...Ms. Brown’s explanations of her of failure to disclose, as reflected in the record and her representations during oral argument before this Court, are inconsistent, and tend to minimize the extent of her responsibility. We further observe that Ms. Brown failed to disclose a known criminal charge, despite signing an affirmation attesting to the accuracy of the information provided on her Bar application.
The coup de grace
Even more troubling, is Ms. Brown’s falsification of information on her resume during the last semester of law school. Ms. Brown alleges that this conduct displayed a “lapse in judgment” that was not indicative of her character, suggesting that the candid confession of her culpability and requisite remorse, should be viewed favorably towards her admission to the Bar. We disagree. Ms. Brown deliberately altered her GPA on her resume to advance employment prospects which she would not have qualified for, had her true GPA had been disclosed. Ms. Brown was cognizant that her actions were misleading. Ms. Brown also candidly admitted that the motivation behind her actions were calculated and purely designed for her own personal gain.

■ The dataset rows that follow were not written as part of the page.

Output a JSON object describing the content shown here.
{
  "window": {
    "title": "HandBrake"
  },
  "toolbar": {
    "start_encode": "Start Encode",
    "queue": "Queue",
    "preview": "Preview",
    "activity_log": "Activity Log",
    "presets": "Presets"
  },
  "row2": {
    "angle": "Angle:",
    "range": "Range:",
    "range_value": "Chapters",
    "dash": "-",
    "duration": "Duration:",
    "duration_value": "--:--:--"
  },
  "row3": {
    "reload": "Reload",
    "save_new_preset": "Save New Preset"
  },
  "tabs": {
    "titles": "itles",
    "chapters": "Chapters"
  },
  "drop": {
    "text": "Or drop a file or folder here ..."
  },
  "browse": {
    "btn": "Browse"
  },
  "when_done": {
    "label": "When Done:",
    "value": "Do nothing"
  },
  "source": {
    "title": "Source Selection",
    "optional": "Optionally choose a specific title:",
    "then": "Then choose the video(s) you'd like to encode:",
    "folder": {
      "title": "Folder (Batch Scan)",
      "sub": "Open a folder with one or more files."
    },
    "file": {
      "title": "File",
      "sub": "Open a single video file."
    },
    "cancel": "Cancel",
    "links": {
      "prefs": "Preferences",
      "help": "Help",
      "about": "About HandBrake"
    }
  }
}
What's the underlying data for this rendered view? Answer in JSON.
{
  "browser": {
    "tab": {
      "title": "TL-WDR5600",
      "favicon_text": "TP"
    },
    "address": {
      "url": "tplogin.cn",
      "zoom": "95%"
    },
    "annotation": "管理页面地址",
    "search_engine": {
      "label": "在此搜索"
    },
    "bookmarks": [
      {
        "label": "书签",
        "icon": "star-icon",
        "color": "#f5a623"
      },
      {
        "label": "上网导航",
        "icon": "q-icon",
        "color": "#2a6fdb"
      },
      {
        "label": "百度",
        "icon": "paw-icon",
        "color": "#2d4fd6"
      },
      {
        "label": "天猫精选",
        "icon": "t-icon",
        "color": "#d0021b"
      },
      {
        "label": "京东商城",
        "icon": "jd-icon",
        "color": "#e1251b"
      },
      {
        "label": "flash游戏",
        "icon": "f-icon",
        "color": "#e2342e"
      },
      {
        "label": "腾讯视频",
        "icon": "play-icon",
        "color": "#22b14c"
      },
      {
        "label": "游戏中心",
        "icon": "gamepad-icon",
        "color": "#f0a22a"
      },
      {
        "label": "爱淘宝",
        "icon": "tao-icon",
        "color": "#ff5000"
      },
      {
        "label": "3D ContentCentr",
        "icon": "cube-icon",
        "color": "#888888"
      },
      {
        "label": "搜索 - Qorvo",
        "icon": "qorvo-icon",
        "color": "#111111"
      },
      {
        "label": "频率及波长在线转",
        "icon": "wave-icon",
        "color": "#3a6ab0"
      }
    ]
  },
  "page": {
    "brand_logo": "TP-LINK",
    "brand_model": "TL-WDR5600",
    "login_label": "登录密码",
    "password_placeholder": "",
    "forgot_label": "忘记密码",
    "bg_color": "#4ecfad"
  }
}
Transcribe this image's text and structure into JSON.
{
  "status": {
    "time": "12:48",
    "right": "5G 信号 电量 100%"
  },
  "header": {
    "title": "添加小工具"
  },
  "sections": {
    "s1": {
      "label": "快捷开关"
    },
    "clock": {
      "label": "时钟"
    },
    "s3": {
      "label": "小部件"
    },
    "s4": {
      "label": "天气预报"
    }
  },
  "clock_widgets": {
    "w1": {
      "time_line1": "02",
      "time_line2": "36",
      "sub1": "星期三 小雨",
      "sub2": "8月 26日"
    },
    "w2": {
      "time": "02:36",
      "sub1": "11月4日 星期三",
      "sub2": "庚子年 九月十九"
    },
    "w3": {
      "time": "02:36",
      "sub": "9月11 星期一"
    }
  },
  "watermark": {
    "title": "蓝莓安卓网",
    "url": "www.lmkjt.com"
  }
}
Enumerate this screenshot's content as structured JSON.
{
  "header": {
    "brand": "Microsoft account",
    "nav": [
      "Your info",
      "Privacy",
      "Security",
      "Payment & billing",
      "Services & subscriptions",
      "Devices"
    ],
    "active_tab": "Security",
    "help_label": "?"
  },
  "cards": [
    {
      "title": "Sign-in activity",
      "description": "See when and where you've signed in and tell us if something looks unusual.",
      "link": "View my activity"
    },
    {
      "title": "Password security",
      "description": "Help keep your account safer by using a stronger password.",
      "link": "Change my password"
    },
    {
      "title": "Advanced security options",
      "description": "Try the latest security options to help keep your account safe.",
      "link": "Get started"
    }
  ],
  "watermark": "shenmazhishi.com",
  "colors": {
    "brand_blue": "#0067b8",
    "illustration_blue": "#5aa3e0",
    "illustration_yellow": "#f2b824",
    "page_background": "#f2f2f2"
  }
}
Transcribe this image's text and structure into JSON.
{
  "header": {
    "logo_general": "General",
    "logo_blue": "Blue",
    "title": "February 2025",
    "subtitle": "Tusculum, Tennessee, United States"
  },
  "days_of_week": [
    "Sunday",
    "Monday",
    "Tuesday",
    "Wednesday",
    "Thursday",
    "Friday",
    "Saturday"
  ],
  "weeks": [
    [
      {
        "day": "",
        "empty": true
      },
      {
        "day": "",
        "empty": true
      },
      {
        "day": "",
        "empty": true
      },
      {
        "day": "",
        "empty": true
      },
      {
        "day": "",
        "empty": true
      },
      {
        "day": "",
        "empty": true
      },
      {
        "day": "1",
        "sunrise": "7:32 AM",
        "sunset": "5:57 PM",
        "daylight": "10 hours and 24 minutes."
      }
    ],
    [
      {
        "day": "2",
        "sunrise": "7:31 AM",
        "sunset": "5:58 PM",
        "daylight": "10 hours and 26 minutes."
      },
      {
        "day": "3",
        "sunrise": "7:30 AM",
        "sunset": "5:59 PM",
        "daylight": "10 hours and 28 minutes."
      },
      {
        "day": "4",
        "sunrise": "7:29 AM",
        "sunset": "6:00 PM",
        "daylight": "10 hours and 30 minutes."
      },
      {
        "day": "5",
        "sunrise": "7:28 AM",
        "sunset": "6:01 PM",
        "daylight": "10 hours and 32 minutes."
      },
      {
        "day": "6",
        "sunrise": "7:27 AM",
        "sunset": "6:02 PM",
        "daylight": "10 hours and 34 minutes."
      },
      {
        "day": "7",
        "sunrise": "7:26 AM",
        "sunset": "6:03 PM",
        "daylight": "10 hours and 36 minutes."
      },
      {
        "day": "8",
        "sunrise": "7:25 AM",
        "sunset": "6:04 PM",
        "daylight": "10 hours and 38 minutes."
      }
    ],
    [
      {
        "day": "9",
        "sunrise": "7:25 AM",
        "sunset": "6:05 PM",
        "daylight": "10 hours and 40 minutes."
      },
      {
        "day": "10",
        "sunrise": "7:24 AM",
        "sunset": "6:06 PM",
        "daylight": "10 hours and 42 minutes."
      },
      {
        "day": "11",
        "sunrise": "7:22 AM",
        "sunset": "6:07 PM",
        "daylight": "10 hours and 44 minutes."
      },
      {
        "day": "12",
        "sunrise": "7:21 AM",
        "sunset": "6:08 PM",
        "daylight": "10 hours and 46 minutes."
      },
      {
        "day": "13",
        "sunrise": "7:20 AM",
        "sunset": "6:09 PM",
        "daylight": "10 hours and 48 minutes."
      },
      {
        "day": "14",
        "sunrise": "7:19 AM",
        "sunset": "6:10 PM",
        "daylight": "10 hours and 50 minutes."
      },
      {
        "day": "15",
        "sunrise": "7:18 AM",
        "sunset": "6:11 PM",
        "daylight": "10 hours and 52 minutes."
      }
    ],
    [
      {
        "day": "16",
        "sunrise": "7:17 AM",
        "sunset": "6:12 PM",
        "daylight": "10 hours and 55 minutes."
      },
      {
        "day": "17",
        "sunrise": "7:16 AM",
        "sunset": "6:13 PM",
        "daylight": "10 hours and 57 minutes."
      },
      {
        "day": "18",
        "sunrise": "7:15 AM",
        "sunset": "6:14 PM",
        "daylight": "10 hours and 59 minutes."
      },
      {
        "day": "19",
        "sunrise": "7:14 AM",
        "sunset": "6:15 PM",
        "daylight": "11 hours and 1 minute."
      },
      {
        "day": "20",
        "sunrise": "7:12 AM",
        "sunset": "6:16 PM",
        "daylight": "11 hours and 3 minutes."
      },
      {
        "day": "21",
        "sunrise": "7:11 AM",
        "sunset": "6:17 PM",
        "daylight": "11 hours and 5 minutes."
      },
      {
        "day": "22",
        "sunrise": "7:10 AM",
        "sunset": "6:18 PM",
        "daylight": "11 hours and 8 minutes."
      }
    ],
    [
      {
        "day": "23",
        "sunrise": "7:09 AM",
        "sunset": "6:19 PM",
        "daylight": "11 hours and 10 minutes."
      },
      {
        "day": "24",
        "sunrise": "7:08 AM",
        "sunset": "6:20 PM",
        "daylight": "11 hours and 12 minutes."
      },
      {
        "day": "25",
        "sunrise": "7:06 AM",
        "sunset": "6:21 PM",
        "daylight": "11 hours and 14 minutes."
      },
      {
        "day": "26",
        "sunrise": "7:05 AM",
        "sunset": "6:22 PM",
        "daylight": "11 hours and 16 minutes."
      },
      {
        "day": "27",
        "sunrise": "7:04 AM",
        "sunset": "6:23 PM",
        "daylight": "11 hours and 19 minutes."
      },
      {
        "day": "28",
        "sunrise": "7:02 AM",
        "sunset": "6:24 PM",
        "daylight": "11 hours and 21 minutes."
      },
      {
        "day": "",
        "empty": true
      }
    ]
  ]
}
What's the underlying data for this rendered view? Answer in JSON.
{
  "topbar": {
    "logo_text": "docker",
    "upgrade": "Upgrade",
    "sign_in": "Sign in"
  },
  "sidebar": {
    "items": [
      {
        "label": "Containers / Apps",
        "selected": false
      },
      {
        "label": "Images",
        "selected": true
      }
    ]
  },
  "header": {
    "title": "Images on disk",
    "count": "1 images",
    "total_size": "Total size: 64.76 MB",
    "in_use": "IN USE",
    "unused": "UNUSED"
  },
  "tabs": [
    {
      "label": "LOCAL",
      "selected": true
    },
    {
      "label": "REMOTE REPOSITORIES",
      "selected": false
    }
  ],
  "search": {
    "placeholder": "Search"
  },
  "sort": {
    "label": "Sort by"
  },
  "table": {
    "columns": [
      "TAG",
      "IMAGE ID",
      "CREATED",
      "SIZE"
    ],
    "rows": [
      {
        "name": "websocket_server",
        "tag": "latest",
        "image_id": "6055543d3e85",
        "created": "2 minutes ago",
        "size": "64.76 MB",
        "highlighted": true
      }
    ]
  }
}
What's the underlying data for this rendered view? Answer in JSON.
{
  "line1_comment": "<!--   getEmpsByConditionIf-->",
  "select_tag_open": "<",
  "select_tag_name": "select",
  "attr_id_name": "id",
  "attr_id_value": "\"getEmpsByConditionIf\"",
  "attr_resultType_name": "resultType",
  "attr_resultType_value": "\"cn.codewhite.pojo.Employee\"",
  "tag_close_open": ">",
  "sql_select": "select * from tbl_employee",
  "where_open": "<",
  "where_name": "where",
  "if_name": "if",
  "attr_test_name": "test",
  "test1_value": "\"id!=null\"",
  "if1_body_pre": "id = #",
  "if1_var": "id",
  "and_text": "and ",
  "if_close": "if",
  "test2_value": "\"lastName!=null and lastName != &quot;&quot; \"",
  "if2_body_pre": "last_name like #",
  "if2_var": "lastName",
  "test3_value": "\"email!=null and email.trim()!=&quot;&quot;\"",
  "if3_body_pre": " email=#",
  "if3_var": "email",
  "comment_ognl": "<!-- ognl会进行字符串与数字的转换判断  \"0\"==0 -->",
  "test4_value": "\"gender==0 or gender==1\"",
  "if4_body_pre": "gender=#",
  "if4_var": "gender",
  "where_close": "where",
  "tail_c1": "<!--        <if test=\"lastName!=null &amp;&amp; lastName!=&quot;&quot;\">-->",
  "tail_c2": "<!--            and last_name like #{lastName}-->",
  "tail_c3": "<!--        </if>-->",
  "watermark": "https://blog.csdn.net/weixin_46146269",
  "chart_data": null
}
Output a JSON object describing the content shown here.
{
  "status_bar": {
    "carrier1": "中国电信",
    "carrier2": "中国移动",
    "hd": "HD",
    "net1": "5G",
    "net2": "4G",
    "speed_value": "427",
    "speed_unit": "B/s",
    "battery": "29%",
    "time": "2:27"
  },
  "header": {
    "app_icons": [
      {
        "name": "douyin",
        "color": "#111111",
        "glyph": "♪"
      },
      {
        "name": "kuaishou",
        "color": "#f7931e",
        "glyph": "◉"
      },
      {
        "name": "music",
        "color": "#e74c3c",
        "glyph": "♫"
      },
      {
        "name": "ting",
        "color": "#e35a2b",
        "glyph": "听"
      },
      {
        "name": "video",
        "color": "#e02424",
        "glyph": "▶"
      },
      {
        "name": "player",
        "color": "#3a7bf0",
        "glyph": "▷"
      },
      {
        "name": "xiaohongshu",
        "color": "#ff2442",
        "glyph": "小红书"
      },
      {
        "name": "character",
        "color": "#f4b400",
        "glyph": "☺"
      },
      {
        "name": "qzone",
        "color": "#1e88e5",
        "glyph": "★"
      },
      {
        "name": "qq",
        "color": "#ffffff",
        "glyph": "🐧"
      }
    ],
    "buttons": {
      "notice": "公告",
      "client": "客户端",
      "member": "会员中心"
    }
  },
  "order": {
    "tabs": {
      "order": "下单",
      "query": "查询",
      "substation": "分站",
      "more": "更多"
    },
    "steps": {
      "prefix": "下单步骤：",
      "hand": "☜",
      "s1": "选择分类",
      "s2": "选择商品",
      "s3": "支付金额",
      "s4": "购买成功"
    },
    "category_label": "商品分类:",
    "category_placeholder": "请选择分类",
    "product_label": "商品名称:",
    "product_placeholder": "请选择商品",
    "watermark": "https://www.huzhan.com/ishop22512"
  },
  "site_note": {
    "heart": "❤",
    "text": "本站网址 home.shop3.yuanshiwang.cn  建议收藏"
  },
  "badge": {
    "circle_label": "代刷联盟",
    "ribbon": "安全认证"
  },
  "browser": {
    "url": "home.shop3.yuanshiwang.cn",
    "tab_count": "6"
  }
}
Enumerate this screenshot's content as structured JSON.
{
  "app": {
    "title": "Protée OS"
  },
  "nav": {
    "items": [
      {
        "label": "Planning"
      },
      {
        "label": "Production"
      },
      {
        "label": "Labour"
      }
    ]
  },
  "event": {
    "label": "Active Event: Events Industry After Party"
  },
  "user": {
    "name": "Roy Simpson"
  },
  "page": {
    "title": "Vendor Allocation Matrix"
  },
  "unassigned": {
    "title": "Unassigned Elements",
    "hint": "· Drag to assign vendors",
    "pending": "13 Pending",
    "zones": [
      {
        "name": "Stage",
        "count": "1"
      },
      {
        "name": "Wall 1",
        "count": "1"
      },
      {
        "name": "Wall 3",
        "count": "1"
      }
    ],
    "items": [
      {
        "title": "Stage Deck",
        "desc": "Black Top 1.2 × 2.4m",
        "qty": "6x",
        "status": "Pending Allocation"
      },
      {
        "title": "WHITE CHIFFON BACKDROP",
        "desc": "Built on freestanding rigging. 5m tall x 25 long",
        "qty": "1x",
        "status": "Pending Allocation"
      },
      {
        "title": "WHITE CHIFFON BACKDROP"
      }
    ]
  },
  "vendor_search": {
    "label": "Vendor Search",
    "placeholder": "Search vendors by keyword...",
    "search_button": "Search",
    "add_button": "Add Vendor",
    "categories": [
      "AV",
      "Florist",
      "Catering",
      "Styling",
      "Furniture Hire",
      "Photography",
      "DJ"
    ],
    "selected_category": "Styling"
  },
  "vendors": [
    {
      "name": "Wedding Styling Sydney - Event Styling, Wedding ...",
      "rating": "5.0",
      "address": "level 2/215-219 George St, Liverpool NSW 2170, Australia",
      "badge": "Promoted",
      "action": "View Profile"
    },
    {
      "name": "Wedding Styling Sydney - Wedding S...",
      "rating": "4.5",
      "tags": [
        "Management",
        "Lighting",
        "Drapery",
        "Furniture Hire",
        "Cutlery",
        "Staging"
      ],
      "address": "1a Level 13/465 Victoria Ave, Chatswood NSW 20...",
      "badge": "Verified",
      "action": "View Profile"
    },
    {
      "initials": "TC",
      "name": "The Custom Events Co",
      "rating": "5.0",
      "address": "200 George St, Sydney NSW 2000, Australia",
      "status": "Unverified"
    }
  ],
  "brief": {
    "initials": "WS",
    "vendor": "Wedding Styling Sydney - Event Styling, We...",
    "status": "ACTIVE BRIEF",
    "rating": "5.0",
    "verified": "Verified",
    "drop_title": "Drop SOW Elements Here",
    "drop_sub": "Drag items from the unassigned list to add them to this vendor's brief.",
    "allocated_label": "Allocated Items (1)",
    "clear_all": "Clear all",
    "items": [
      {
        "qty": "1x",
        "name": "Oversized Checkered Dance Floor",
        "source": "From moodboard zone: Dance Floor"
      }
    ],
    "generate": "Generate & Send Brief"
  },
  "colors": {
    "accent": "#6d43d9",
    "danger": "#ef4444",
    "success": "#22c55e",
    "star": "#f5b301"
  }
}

Ms. Brown further testified that had her law school not confronted her regarding the falsified GPA, she would not have taken the initiative to correct the misinformation. Specifically, Ms. Brown admitted that she did not correct the misrepresentation, even when the Assistant Director of the law school’s career development office congratulated her for achieving an “outstanding GPA,” and did not do so during an on-campus interview with the prospective employer. In furtherance of this act of deception, Ms. Brown testified that she only withdrew her resume from consideration because of her fear of being caught, and the fact that her actual GPA would have ultimately been revealed when compared against her law school transcript...
Although we accord great weight to the Board’s determination, our independent review of the record, which includes argument before this Court, where Ms. Brown appeared and responded to questions, and the proceedings before the Committee and the Board, leads us to conclude that Ms. Brown has failed to unequivocally meet the burden of establishing that she presently possesses the good moral character and fitness required for admission to the Bar of Maryland. In 2012, which was approximately four years ago, Ms. Brown revealed to the Committee and the Board that she deliberately falsified her GPA to enhance her qualifications with a prospective employer, and was less than candid regarding a previous felony theft charge.
Justice Hotten authored the court's opinion. (Mike Frisch)